For each line below that includes the string "ÖNCEKİ", show the whole line.

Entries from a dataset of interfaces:
+-------+
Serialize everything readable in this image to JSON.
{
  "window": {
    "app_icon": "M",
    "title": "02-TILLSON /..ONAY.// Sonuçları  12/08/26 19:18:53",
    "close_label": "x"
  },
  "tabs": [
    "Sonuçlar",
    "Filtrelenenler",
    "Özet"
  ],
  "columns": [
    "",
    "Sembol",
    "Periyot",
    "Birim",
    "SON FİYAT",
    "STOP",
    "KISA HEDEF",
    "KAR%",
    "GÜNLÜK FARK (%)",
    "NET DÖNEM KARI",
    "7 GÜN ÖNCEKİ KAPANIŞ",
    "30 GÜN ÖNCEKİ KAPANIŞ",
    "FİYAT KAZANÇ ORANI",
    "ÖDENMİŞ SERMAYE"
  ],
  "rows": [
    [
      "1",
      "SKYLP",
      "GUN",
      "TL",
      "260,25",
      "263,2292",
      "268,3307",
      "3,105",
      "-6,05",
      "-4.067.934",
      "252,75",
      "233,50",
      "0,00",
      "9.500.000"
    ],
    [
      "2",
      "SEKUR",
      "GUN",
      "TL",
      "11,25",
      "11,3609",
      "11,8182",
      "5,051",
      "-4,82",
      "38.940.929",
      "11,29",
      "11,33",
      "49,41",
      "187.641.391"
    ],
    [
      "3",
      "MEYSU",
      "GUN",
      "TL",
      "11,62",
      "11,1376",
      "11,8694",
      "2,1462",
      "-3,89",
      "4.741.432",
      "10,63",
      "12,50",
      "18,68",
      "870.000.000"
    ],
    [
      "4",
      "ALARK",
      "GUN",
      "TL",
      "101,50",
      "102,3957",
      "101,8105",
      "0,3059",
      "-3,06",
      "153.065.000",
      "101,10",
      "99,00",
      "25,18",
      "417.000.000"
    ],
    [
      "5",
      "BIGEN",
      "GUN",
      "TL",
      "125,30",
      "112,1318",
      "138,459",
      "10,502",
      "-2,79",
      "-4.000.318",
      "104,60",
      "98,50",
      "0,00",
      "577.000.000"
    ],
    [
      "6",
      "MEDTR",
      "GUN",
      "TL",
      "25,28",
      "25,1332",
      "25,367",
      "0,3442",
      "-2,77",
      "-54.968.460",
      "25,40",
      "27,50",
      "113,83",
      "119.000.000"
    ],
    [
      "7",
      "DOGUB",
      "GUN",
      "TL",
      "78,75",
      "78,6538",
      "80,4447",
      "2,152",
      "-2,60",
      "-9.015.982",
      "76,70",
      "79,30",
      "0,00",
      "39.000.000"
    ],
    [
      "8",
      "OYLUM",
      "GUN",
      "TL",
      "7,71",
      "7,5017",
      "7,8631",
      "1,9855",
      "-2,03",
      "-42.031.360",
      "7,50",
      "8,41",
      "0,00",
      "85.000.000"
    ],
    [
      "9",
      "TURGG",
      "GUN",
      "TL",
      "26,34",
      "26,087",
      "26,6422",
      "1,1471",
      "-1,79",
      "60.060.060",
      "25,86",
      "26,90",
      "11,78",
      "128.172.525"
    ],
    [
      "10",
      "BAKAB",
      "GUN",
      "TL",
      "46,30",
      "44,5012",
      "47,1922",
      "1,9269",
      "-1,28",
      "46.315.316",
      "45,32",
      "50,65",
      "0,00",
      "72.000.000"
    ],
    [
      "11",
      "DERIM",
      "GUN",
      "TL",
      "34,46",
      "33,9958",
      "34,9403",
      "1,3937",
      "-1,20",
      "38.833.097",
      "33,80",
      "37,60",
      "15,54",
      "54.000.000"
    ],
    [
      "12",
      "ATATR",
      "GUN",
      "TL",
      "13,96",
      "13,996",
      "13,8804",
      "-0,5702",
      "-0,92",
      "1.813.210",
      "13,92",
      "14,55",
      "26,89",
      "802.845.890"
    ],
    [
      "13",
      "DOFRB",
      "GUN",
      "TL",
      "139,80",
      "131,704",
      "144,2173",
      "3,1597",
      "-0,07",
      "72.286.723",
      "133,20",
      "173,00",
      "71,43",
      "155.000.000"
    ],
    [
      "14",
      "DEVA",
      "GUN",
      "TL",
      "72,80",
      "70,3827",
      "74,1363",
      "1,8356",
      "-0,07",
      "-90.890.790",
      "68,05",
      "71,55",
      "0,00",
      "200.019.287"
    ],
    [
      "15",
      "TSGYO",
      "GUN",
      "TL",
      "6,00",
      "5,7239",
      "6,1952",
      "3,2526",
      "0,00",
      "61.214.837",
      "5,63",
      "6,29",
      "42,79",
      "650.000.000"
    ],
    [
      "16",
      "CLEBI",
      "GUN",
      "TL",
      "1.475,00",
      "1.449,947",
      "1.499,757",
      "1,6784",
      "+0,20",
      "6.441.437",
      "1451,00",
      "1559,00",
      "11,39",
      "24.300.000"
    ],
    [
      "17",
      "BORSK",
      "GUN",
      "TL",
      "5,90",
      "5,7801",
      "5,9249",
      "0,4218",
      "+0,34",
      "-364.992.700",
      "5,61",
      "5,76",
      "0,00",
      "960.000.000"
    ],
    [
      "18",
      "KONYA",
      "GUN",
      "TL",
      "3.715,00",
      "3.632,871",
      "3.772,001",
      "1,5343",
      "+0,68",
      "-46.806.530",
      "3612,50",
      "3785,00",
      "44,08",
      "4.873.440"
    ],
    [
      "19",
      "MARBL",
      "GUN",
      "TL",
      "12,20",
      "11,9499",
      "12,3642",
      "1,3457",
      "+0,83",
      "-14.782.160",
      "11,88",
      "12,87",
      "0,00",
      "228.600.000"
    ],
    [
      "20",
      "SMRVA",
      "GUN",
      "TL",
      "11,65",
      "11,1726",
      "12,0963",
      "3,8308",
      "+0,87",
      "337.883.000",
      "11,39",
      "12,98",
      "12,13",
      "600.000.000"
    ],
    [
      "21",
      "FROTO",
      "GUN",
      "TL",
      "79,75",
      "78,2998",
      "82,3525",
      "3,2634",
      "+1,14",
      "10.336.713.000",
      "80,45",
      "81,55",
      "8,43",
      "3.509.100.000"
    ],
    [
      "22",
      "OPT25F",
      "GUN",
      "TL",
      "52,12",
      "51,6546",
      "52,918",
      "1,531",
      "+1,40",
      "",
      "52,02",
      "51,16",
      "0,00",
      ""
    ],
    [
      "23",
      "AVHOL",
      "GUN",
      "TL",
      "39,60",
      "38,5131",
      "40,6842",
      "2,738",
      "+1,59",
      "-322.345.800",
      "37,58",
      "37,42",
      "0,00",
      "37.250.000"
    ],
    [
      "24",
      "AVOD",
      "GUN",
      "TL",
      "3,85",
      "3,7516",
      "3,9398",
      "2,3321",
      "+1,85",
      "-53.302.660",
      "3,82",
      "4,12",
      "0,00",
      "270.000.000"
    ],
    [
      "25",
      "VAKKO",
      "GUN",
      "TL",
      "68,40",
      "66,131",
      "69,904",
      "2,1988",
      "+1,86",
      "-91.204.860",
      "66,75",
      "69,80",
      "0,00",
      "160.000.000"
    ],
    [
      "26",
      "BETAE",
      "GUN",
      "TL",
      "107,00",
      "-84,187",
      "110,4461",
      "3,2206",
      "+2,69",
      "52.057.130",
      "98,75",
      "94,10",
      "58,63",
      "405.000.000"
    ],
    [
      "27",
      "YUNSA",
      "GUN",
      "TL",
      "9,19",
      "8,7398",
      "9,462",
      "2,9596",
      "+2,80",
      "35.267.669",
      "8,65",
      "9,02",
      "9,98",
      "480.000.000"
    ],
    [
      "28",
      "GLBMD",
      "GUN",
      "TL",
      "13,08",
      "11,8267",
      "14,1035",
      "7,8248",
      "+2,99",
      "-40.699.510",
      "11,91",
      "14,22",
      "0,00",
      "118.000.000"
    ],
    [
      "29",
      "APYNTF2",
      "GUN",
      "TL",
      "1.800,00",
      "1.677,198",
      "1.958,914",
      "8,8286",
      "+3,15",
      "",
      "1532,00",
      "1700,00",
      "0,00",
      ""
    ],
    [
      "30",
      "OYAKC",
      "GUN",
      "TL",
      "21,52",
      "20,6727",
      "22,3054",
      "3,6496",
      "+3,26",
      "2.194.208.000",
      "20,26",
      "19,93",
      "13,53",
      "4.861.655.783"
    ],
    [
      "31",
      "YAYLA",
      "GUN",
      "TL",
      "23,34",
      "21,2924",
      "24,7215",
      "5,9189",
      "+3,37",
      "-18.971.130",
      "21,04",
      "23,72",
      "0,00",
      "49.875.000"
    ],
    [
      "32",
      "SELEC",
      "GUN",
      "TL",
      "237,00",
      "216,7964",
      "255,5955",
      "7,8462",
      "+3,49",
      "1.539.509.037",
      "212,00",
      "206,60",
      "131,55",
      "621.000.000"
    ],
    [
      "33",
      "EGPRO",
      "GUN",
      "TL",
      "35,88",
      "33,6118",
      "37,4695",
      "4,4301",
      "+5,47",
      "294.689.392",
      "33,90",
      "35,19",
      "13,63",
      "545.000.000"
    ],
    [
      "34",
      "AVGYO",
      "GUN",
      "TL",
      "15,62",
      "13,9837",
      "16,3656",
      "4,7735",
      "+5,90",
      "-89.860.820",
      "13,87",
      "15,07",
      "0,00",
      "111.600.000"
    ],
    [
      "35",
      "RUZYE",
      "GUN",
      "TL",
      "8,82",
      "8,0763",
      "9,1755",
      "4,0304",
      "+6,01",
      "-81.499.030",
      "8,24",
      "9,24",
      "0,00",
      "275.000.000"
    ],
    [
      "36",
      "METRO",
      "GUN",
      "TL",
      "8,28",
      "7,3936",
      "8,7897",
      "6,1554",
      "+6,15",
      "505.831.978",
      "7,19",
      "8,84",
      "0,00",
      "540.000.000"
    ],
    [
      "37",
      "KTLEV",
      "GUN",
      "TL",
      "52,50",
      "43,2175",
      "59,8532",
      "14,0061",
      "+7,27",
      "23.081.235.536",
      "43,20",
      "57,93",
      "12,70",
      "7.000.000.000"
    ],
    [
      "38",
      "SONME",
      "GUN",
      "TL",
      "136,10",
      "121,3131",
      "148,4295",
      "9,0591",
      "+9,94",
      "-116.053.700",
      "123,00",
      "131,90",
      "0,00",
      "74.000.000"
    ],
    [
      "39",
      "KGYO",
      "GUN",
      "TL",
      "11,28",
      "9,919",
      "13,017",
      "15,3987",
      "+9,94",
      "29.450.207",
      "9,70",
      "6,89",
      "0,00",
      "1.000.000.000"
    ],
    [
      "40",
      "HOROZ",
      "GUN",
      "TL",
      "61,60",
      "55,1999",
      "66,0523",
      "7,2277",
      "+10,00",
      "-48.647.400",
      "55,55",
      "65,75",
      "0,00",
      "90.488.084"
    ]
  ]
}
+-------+
(RESULT BELOW):
    "7 GÜN ÖNCEKİ KAPANIŞ",
    "30 GÜN ÖNCEKİ KAPANIŞ",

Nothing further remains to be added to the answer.